[Dataset records Boundary: Start]

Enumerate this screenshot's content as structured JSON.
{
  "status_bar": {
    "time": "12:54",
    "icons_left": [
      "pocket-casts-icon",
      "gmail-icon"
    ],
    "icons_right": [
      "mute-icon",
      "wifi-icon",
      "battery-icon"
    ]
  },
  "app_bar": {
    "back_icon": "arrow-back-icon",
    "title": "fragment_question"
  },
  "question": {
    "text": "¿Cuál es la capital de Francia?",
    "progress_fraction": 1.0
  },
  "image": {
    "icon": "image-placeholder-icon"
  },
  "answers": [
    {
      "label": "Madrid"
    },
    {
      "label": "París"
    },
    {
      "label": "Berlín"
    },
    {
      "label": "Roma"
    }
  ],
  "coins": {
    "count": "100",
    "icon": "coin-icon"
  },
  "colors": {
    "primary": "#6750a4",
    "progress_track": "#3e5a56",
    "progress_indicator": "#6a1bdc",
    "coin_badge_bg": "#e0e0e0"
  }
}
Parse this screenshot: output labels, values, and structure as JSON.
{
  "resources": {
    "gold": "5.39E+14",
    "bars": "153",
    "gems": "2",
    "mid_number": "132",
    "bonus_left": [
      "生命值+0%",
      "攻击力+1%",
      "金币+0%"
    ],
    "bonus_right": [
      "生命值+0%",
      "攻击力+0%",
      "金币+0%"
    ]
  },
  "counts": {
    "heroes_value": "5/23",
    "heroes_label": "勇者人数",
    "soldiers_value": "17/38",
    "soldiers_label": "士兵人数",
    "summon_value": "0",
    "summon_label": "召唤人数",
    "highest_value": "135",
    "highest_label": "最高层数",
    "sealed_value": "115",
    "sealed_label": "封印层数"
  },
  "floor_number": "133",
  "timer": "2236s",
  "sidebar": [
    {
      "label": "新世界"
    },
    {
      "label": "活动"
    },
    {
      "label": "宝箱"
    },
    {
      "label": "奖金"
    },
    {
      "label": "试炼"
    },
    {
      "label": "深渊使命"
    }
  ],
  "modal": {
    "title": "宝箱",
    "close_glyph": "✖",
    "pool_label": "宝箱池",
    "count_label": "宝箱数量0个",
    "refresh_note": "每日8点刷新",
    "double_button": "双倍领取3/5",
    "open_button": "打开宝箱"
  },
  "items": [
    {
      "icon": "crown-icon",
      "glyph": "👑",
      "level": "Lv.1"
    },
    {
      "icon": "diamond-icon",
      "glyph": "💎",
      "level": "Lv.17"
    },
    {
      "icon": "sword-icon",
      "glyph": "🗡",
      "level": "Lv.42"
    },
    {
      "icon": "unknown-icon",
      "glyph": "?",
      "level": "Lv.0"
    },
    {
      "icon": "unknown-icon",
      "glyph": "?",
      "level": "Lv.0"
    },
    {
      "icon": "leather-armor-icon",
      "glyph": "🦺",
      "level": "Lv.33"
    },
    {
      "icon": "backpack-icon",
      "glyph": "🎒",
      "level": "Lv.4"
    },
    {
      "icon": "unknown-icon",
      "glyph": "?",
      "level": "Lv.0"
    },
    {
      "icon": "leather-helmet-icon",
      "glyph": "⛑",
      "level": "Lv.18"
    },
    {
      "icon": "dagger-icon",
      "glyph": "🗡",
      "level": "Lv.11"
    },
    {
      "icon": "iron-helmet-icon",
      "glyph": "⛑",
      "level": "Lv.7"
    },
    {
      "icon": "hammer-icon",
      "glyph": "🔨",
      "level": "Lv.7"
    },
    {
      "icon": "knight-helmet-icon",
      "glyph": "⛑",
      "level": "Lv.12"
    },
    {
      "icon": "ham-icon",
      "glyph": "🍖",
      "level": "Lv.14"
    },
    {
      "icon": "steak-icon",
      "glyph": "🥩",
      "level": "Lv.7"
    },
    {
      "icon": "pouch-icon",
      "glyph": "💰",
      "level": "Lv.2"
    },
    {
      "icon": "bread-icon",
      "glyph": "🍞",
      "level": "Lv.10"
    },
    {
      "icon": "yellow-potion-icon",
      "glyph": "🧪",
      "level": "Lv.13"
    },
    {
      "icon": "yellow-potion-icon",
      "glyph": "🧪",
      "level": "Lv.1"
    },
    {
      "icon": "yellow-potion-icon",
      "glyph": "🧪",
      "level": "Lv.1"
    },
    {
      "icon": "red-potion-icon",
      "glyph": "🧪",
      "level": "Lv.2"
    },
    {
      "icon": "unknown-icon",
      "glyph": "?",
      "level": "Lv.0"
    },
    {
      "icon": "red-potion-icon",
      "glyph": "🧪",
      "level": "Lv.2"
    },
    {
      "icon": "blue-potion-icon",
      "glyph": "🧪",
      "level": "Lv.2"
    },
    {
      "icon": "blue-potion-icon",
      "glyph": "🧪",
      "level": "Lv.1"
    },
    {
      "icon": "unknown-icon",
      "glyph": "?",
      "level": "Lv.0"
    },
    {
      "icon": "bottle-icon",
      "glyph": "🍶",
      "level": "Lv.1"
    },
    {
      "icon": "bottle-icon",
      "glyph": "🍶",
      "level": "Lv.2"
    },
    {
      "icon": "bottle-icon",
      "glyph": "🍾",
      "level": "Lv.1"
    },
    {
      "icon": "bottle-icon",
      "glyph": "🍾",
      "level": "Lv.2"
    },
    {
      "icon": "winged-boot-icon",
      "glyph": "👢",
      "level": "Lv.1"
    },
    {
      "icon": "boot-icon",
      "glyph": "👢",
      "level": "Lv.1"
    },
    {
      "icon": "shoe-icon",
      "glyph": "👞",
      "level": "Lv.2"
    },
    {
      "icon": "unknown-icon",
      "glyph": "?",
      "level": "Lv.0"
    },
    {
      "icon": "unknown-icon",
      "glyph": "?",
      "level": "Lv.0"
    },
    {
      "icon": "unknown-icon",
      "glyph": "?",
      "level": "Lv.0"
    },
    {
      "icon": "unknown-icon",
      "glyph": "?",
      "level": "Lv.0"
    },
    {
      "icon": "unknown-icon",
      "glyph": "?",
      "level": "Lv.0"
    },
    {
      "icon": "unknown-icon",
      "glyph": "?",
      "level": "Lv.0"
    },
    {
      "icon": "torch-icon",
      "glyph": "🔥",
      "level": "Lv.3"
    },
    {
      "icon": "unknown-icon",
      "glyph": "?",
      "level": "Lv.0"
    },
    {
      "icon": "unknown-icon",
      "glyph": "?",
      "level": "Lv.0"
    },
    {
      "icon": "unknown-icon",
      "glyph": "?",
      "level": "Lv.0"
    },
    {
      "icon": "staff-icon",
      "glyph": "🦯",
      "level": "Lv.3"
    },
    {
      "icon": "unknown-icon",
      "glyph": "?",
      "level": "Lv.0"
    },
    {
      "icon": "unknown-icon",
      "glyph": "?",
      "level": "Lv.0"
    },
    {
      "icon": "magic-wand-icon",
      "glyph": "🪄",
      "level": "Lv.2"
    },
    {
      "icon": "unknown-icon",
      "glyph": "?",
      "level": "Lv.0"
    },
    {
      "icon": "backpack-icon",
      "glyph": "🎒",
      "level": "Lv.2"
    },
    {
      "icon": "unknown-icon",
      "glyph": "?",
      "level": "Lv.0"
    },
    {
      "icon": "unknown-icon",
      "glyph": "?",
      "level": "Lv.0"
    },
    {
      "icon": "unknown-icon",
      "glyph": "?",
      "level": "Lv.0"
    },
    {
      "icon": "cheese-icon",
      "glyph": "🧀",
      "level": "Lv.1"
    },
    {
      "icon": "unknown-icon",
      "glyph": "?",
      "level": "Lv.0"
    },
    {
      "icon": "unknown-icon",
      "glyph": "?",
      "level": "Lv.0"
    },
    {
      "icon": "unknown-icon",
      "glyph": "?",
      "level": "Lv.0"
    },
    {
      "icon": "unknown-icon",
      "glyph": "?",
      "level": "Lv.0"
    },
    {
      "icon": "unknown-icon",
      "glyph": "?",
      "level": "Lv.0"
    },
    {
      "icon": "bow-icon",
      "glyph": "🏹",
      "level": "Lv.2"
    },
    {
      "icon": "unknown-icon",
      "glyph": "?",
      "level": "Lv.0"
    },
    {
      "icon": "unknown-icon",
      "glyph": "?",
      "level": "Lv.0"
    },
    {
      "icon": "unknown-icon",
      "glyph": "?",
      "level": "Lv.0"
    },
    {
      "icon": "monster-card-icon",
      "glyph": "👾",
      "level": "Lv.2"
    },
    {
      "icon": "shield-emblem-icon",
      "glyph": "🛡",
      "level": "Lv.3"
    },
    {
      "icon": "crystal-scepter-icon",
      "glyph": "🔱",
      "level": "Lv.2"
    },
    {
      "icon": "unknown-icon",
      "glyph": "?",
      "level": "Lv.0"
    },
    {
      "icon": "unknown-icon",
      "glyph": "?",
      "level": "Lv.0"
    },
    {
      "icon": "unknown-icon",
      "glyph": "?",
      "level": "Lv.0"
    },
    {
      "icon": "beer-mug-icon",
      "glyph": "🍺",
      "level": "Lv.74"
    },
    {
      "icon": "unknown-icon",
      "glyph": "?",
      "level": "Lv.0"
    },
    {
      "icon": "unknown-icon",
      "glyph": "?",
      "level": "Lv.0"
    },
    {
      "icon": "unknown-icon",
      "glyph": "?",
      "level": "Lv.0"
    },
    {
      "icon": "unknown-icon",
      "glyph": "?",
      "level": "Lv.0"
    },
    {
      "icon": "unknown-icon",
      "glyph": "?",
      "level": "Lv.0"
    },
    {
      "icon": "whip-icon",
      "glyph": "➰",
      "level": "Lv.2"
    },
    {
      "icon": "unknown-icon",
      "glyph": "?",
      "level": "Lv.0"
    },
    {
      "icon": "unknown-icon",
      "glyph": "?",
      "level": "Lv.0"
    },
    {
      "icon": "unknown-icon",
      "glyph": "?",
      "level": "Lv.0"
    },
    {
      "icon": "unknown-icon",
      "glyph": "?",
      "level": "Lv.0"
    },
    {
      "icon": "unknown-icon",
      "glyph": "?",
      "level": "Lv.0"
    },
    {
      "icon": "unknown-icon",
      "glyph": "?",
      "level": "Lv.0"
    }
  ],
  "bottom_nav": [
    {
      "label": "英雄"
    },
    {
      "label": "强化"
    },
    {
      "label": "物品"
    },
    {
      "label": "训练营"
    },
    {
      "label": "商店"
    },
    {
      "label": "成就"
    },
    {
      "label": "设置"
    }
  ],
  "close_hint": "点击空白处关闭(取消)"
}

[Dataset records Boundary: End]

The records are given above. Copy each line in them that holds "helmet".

      "icon": "leather-helmet-icon",
      "icon": "iron-helmet-icon",
      "icon": "knight-helmet-icon",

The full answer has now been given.